Drew got his nickname because of his many game-winning catches and his ability to make a clutch play whenever his team needed one. Legendary Cowboys head coach, Tom Landry, had this to say after the famous “Hail Mary” game, “It was amazing, unbelievable. I can’t believe the ball stuck on Drew’s hip like that. It was a thousand-to-one shot, but I tell you, I’ll take it. The game was out of my hands.”

Drew Pearson helped the Cowboys to three Super Bowl appearances and a victory in Super Bowl XII in 1978. He was named All-Pro 3 times and made Pro Bowl appearances in 1974, 1976 and 1977. He led the NFC in pass receptions in 1976 with 58. He also served as a captain for the Cowboys for four years. He ended his marvelous career with 489 receptions and 7,822 receiving yards, and 50 touchdowns. He was named to the NFL’s 1970’s All-Decade Team.

Since his retirement in 1983, Drew has gone on to become a sports broadcaster for CBS and HBO; and he also hosted the Dallas Cowboys post-game show. He will always be remembered as one of the greatest receivers ever to wear the Dallas Cowboys uniform.

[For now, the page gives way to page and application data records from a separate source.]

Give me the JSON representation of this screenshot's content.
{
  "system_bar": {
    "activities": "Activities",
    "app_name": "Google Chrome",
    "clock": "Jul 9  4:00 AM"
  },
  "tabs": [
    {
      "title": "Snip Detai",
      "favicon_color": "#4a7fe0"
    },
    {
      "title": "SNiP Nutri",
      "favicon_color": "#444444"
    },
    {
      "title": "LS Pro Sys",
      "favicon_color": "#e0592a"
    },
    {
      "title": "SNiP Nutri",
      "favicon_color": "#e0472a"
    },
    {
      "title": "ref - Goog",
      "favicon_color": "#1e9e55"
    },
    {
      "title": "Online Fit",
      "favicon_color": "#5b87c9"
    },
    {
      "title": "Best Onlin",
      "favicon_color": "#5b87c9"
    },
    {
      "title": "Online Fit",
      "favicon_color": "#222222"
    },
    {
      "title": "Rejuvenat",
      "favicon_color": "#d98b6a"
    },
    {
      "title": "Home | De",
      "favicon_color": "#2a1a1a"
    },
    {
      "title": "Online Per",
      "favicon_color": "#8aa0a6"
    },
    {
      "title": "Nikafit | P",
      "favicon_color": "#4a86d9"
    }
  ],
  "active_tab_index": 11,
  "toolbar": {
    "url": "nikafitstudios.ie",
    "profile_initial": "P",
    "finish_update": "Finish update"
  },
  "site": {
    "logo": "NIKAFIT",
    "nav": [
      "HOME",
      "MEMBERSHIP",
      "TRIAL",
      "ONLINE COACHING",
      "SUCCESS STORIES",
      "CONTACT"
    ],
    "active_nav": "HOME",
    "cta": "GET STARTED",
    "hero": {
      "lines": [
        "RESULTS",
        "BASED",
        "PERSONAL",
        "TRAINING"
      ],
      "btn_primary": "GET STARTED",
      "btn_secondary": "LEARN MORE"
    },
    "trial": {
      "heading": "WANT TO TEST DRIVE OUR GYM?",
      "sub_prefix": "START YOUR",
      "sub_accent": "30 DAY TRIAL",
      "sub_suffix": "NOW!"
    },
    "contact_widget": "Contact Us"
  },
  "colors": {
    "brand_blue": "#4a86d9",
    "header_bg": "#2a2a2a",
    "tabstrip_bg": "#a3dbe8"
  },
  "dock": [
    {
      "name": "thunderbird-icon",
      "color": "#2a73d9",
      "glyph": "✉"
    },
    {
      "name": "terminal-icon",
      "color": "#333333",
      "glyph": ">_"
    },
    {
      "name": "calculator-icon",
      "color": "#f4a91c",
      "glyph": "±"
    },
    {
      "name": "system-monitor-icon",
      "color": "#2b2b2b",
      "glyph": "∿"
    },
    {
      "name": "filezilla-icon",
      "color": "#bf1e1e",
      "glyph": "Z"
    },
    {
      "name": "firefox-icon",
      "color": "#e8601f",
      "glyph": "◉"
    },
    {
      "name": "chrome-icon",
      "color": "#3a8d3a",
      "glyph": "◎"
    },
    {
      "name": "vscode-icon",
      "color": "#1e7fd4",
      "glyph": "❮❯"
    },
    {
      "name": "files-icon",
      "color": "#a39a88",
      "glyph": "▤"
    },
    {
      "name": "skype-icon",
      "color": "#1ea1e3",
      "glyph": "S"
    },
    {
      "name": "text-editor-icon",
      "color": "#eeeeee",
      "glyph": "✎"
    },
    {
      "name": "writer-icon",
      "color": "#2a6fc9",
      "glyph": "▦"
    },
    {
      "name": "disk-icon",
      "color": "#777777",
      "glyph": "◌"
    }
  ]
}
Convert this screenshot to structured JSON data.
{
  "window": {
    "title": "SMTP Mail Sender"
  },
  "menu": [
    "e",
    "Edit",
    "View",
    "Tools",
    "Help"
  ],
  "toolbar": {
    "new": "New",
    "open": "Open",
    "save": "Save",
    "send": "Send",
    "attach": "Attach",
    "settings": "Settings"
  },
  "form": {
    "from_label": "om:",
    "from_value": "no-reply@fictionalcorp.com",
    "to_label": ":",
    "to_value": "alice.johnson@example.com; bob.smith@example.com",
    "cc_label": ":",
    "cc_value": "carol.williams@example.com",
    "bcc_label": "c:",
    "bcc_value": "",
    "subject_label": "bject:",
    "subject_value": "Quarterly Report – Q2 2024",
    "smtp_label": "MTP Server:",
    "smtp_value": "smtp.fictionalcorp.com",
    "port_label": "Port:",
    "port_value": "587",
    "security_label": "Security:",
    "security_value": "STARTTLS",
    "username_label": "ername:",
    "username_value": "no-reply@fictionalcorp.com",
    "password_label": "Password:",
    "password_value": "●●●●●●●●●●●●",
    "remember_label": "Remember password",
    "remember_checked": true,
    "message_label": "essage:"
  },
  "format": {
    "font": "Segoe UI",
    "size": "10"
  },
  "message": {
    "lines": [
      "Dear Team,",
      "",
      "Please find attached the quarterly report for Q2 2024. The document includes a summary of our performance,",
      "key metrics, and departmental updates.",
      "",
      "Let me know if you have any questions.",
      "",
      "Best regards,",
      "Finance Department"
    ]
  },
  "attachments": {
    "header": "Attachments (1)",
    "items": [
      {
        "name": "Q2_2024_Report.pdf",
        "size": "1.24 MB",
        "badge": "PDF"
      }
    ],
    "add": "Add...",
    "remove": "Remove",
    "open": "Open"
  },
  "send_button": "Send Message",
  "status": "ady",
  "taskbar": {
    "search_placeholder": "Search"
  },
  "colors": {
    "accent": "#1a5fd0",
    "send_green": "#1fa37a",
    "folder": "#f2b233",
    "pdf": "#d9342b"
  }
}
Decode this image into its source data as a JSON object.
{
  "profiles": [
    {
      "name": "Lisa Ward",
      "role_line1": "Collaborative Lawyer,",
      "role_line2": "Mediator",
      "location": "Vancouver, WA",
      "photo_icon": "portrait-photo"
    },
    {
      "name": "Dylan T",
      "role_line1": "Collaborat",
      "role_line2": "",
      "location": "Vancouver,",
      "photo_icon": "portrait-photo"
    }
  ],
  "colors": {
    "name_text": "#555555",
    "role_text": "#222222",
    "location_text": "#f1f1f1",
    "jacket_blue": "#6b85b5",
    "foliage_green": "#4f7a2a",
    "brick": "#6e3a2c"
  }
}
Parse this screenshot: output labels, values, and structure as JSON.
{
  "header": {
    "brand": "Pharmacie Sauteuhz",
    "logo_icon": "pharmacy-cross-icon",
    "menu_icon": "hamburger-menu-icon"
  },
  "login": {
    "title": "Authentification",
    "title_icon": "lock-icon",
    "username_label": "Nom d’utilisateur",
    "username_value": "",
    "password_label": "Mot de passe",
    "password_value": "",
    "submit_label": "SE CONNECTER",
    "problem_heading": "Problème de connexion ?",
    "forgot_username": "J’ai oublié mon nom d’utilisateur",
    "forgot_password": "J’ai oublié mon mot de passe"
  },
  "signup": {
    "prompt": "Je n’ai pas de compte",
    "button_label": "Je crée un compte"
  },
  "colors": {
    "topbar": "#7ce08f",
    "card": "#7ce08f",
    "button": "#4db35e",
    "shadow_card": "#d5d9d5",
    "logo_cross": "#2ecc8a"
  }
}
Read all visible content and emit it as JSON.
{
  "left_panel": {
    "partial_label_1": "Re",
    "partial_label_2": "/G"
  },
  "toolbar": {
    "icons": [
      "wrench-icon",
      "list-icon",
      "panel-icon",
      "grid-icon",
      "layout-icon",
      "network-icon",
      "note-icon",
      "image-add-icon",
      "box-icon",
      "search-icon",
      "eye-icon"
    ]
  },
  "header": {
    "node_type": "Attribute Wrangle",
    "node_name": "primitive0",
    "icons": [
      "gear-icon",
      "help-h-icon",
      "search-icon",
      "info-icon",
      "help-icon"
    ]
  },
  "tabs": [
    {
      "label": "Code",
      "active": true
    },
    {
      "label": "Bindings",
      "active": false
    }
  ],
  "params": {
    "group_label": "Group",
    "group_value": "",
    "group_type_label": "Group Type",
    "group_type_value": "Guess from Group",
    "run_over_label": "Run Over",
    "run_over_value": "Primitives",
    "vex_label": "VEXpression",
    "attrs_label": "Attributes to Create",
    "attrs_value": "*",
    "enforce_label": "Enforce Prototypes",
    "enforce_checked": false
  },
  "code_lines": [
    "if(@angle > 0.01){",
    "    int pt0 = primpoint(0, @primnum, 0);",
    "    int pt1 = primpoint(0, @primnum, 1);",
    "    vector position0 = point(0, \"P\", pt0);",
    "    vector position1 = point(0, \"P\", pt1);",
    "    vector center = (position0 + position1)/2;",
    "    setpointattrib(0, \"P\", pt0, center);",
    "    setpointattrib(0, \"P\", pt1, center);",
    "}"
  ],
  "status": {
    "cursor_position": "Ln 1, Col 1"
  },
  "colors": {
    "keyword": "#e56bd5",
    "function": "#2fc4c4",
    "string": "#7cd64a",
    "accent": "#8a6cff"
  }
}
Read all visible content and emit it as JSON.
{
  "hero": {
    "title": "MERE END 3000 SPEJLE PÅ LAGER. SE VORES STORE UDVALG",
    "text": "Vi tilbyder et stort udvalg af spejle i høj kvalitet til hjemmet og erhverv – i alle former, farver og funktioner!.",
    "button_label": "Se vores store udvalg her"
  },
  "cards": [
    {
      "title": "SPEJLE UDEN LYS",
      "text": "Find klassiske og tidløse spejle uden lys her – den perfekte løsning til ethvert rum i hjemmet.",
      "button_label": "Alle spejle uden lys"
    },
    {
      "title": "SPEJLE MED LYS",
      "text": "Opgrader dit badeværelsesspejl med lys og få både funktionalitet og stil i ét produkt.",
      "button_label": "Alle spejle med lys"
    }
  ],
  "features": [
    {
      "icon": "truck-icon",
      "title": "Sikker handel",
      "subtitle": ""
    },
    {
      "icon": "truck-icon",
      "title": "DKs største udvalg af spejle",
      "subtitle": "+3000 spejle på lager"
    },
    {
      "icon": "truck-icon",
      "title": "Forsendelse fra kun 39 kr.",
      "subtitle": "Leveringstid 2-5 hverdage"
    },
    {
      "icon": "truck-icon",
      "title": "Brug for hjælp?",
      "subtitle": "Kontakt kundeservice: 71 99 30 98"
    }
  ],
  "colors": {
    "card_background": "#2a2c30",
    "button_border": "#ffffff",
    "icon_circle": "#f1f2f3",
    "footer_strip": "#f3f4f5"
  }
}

Legends of the Star is an exclusive weekly feature found only on StarStruck. Each week we will profile one of the many interesting personalities that have played for the Dallas Cowboys.